- The World Economic Forum (WEF) released distressing news for women workers in the U.S. and around the world last week: the global economic gender gap is widening — again. WEF records show a decline in gender equity over the past year based on pay, participation in the workforce and leadership, Quartz reports. WEF's Global Gender Gap Index ranks 144 countries on education, economic participation and opportunity, health and survival, and political empowerment. The gap is wider than the previous year for the first time.
- According to Quartz, the index shows that women are still earning less than men because they tend to perform unpaid work, are not in the workforce, are less likely to hold high-paid positions and work in industries offering lower average pay. At this rate, women won't achieve parity for 217 years, according to the study.
- Quartz says countries like Iceland are doing better than others, but that the U.S. and Great Britain are struggling to close the economic gender gap.
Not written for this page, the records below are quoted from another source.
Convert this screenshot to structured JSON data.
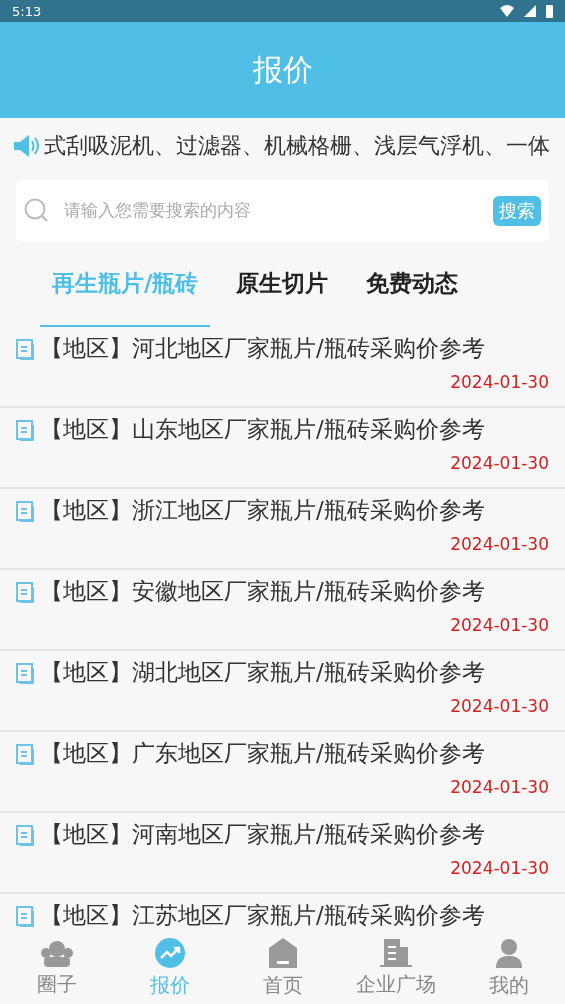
{
  "status_bar": {
    "time": "5:13"
  },
  "header": {
    "title": "报价"
  },
  "ticker": {
    "text": "式刮吸泥机、过滤器、机械格栅、浅层气浮机、一体"
  },
  "search": {
    "placeholder": "请输入您需要搜索的内容",
    "button": "搜索"
  },
  "tabs": [
    {
      "label": "再生瓶片/瓶砖",
      "selected": true
    },
    {
      "label": "原生切片",
      "selected": false
    },
    {
      "label": "免费动态",
      "selected": false
    }
  ],
  "items": [
    {
      "title": "【地区】河北地区厂家瓶片/瓶砖采购价参考",
      "date": "2024-01-30"
    },
    {
      "title": "【地区】山东地区厂家瓶片/瓶砖采购价参考",
      "date": "2024-01-30"
    },
    {
      "title": "【地区】浙江地区厂家瓶片/瓶砖采购价参考",
      "date": "2024-01-30"
    },
    {
      "title": "【地区】安徽地区厂家瓶片/瓶砖采购价参考",
      "date": "2024-01-30"
    },
    {
      "title": "【地区】湖北地区厂家瓶片/瓶砖采购价参考",
      "date": "2024-01-30"
    },
    {
      "title": "【地区】广东地区厂家瓶片/瓶砖采购价参考",
      "date": "2024-01-30"
    },
    {
      "title": "【地区】河南地区厂家瓶片/瓶砖采购价参考",
      "date": "2024-01-30"
    },
    {
      "title": "【地区】江苏地区厂家瓶片/瓶砖采购价参考"
    }
  ],
  "nav": [
    {
      "label": "圈子",
      "kind": "group",
      "selected": false
    },
    {
      "label": "报价",
      "kind": "chart",
      "selected": true
    },
    {
      "label": "首页",
      "kind": "home",
      "selected": false
    },
    {
      "label": "企业广场",
      "kind": "building",
      "selected": false
    },
    {
      "label": "我的",
      "kind": "person",
      "selected": false
    }
  ]
}
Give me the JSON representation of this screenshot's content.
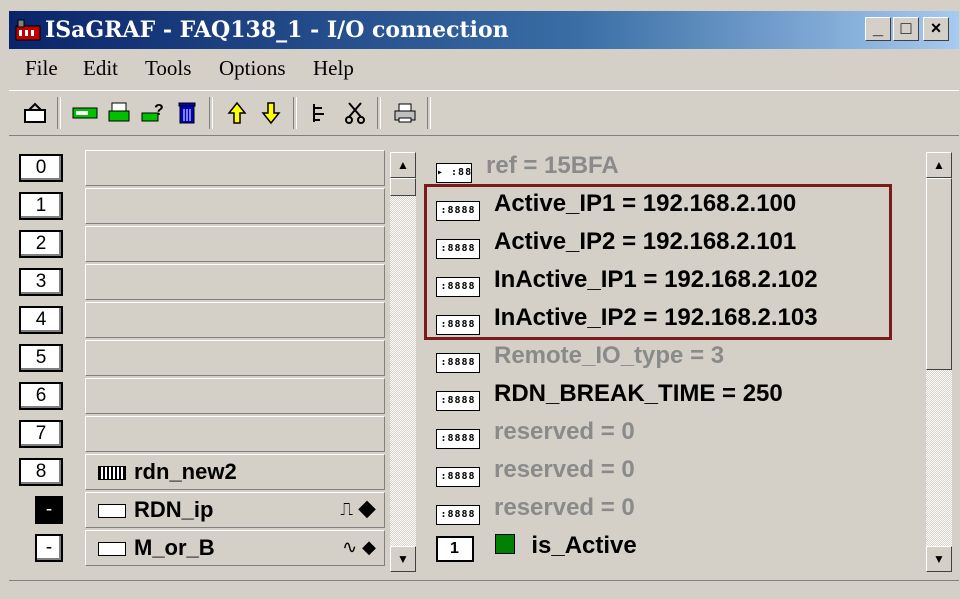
{
  "window": {
    "title": "ISaGRAF - FAQ138_1 - I/O connection",
    "buttons": {
      "minimize": "_",
      "maximize": "□",
      "close": "×"
    }
  },
  "menu": [
    {
      "label": "File"
    },
    {
      "label": "Edit"
    },
    {
      "label": "Tools"
    },
    {
      "label": "Options"
    },
    {
      "label": "Help"
    }
  ],
  "toolbar": {
    "icons": [
      "open-icon",
      "board-icon",
      "board-settings-icon",
      "help-board-icon",
      "delete-icon",
      "move-up-icon",
      "move-down-icon",
      "variable-tree-icon",
      "cut-icon",
      "print-icon"
    ]
  },
  "slots": [
    {
      "index": "0",
      "name": ""
    },
    {
      "index": "1",
      "name": ""
    },
    {
      "index": "2",
      "name": ""
    },
    {
      "index": "3",
      "name": ""
    },
    {
      "index": "4",
      "name": ""
    },
    {
      "index": "5",
      "name": ""
    },
    {
      "index": "6",
      "name": ""
    },
    {
      "index": "7",
      "name": ""
    },
    {
      "index": "8",
      "name": "rdn_new2"
    },
    {
      "index": "-",
      "name": "RDN_ip",
      "signal": "⎍ ◆"
    },
    {
      "index": "-",
      "name": "M_or_B",
      "signal": "∿ ◆"
    }
  ],
  "params": [
    {
      "text": "ref = 15BFA",
      "style": "gray",
      "icon": "▸ :88"
    },
    {
      "text": "Active_IP1 = 192.168.2.100",
      "style": "normal",
      "icon": ":8888"
    },
    {
      "text": "Active_IP2 = 192.168.2.101",
      "style": "normal",
      "icon": ":8888"
    },
    {
      "text": "InActive_IP1 = 192.168.2.102",
      "style": "normal",
      "icon": ":8888"
    },
    {
      "text": "InActive_IP2 = 192.168.2.103",
      "style": "normal",
      "icon": ":8888"
    },
    {
      "text": "Remote_IO_type = 3",
      "style": "gray",
      "icon": ":8888"
    },
    {
      "text": "RDN_BREAK_TIME = 250",
      "style": "normal",
      "icon": ":8888"
    },
    {
      "text": "reserved = 0",
      "style": "gray",
      "icon": ":8888"
    },
    {
      "text": "reserved = 0",
      "style": "gray",
      "icon": ":8888"
    },
    {
      "text": "reserved = 0",
      "style": "gray",
      "icon": ":8888"
    }
  ],
  "channel": {
    "index": "1",
    "name": "is_Active"
  },
  "colors": {
    "highlight_border": "#7a1a1a",
    "title_start": "#0a246a",
    "title_end": "#a6caf0"
  }
}
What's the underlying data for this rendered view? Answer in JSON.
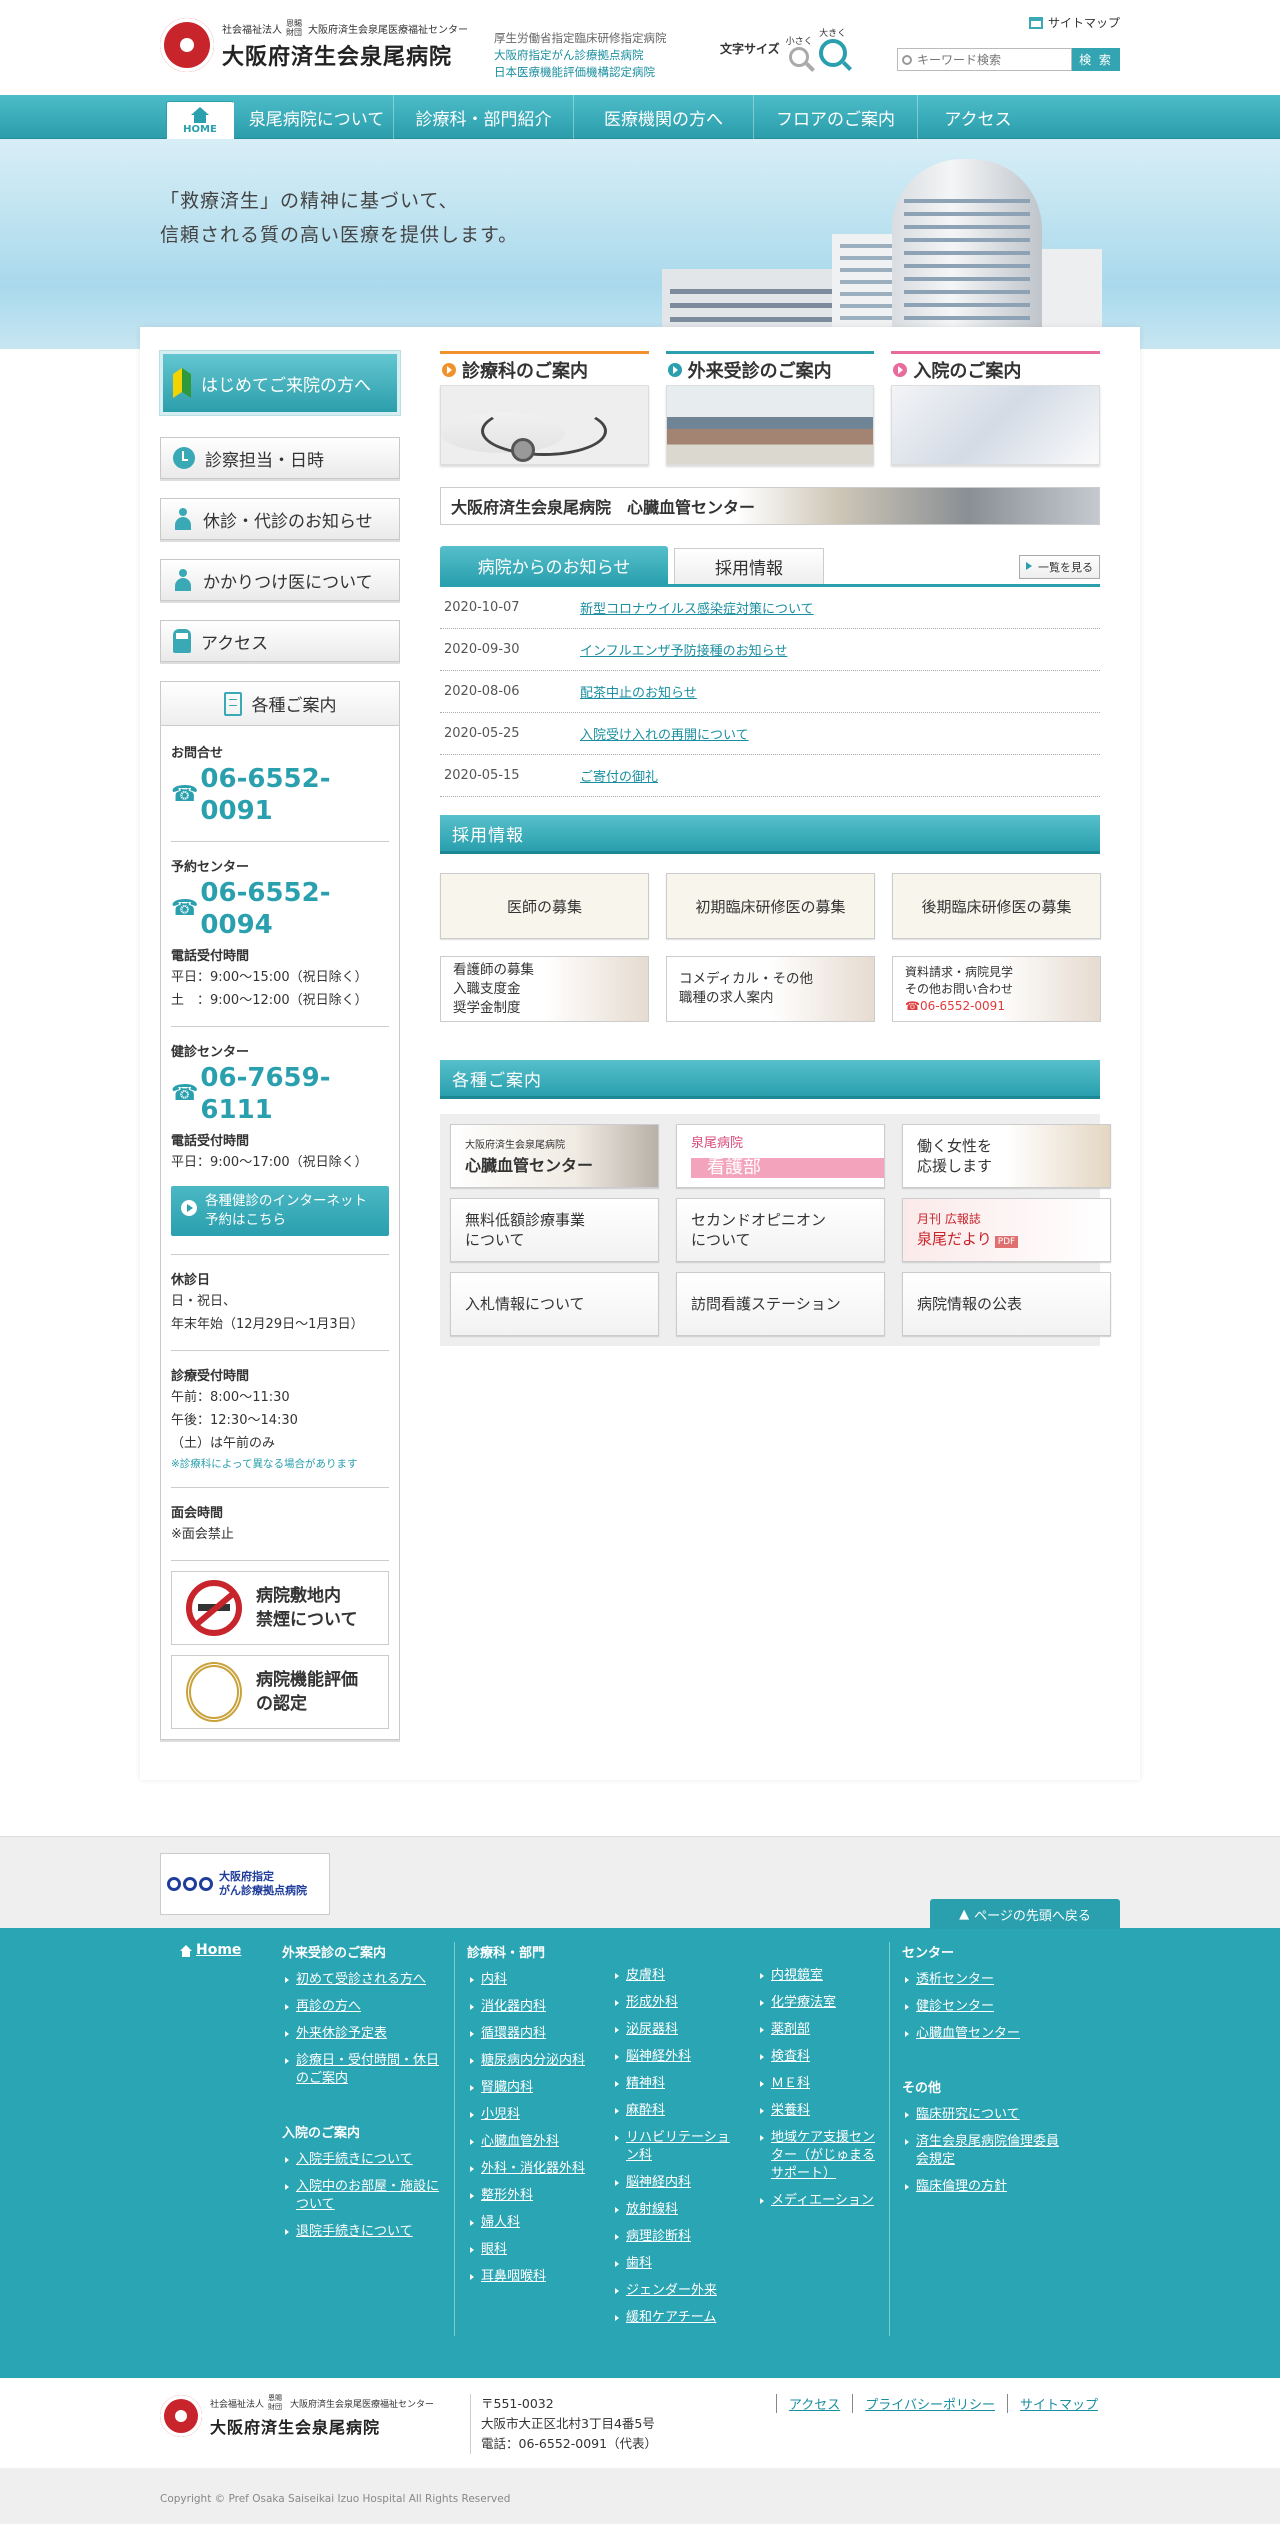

Closing the gap could add billions of dollars to nations' gross domestic product (GDP). To put it into perspective, that could mean an extra $1,750 billion for the U.S. GDP.
Despite Title VII of the 1964 Civil Rights Act, numerous pay equity laws, bans on salary history questions and college studies on pay equity for HR professionals, gender-based economic disparities persist. Women of color are especially hit hard by bias in pay, hiring and promotions.
In September, Fortune reported a slight close in the gender pay gap, with women earning 80.5 cents of every dollar men earn, up from 79.7 cents. The reason, however, wasn't because women were paid on par with men, but because 20% of men had dropped out of the workforce.
Some companies, such as Google and Oracle, are being sued for allegedly paying women less than men for doing the same or similar work. If companies prove to be paying women less, it will be years before the gender pay gap closes.
Salesforce took the bold, courageous step of trying to close the gap immediately by making two $3 million payments to bring up women's wages. Not many companies could afford those sizable payments, but it might take bold steps like Salesforce's to end the disparity sooner.